▶ **AIM OF THE TASK**
Which of the lines in the data mention the string "brightness"? List them all.

▶ **DATA PROVIDED**
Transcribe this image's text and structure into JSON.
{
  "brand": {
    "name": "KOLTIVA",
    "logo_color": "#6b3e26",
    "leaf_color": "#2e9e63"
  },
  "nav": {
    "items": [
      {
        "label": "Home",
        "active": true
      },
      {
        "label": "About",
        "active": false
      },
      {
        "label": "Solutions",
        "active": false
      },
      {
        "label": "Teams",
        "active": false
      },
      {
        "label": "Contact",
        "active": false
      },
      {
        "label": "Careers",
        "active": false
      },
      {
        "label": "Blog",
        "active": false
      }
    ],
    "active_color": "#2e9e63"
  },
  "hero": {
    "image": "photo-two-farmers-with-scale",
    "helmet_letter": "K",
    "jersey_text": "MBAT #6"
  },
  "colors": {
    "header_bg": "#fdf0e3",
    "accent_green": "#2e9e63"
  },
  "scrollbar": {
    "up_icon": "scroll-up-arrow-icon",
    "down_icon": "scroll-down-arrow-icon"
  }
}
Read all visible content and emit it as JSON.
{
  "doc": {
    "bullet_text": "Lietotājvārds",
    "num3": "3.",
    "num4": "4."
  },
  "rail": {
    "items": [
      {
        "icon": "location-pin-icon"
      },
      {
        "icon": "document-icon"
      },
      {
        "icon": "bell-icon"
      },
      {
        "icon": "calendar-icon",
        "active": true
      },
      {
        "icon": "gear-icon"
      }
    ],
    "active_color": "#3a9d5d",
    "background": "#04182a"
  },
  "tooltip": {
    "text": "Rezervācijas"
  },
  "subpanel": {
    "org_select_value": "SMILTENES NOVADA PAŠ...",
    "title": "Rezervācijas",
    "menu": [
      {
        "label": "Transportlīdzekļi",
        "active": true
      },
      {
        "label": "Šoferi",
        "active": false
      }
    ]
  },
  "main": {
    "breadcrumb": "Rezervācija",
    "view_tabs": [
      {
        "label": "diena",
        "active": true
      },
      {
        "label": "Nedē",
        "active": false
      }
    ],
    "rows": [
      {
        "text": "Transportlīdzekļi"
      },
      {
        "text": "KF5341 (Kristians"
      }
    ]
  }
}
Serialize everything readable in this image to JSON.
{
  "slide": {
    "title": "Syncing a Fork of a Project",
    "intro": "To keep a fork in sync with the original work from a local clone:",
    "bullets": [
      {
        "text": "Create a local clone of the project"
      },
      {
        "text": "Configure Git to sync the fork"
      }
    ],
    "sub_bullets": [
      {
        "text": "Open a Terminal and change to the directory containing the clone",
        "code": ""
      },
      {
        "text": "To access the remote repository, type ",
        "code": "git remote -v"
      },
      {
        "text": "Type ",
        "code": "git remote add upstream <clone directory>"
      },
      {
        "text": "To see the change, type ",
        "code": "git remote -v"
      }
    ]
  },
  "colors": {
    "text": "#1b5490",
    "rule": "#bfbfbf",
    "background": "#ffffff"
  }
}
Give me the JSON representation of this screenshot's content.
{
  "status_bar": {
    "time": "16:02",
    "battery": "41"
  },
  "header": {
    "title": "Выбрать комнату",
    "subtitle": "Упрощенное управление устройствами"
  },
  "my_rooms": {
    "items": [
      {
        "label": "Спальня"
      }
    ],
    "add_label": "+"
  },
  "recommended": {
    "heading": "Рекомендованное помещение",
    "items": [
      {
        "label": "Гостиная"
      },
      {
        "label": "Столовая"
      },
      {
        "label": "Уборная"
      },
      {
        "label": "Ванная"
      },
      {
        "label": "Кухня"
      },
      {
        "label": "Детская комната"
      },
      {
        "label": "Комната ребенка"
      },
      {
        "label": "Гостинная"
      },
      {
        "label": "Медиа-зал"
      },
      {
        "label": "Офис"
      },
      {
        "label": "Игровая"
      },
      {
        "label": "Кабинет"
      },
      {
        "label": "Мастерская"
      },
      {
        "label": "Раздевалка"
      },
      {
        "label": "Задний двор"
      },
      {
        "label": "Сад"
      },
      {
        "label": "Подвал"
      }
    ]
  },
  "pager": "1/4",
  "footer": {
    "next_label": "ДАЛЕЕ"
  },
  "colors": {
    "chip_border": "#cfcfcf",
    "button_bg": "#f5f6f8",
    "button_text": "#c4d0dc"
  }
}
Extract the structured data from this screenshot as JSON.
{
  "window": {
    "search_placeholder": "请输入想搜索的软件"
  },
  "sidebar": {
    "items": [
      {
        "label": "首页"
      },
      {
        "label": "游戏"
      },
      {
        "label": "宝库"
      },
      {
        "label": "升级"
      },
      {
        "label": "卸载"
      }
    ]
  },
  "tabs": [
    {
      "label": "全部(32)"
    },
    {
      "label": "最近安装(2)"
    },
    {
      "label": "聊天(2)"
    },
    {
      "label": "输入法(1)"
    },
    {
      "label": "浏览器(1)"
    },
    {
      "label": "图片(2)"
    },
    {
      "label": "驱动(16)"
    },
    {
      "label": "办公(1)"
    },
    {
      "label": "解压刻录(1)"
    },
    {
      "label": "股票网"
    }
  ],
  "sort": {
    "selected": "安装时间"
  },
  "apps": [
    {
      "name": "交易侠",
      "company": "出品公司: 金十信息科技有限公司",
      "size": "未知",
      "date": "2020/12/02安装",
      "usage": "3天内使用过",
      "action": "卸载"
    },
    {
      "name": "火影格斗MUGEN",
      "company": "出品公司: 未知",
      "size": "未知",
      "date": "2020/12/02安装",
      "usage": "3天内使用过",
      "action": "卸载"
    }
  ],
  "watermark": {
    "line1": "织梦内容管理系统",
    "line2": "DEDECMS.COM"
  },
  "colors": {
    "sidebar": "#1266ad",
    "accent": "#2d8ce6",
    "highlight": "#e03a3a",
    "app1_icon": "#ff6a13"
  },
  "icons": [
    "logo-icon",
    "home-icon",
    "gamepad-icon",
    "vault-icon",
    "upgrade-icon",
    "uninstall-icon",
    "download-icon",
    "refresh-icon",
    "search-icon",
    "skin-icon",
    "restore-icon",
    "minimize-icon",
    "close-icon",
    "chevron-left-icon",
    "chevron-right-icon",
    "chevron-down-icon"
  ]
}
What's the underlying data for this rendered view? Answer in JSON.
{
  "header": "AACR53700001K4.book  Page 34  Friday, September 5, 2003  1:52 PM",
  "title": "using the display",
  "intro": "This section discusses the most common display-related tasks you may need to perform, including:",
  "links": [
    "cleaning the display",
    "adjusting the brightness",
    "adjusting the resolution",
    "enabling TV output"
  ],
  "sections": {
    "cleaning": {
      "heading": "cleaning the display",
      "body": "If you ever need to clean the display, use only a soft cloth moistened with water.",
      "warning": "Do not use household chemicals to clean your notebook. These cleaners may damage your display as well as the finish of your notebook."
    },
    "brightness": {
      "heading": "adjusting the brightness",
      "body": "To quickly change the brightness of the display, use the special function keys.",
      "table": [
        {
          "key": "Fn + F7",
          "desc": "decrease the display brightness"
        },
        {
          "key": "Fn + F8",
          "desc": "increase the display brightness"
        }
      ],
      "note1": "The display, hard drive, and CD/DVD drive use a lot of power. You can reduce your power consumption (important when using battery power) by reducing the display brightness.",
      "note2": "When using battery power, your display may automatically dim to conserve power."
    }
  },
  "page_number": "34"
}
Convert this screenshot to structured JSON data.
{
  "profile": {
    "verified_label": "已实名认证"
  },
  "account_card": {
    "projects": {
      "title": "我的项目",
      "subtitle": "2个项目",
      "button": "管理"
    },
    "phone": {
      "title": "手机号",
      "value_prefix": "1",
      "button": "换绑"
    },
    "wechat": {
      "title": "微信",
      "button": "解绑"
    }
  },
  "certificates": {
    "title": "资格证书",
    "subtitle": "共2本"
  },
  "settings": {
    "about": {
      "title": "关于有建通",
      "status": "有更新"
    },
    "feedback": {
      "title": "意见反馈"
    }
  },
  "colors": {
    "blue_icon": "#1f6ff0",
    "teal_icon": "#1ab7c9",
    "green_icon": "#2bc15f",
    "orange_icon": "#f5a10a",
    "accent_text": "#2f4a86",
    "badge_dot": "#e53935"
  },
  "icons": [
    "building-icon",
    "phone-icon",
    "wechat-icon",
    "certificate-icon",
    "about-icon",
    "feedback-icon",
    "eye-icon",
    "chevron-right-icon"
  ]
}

▶ **WORKED SOLUTION**
    "adjusting the brightness",
    "brightness": {
      "heading": "adjusting the brightness",
      "body": "To quickly change the brightness of the display, use the special function keys.",
          "desc": "decrease the display brightness"
          "desc": "increase the display brightness"
      "note1": "The display, hard drive, and CD/DVD drive use a lot of power. You can reduce your power consumption (important when using battery power) by reducing the display brightness.",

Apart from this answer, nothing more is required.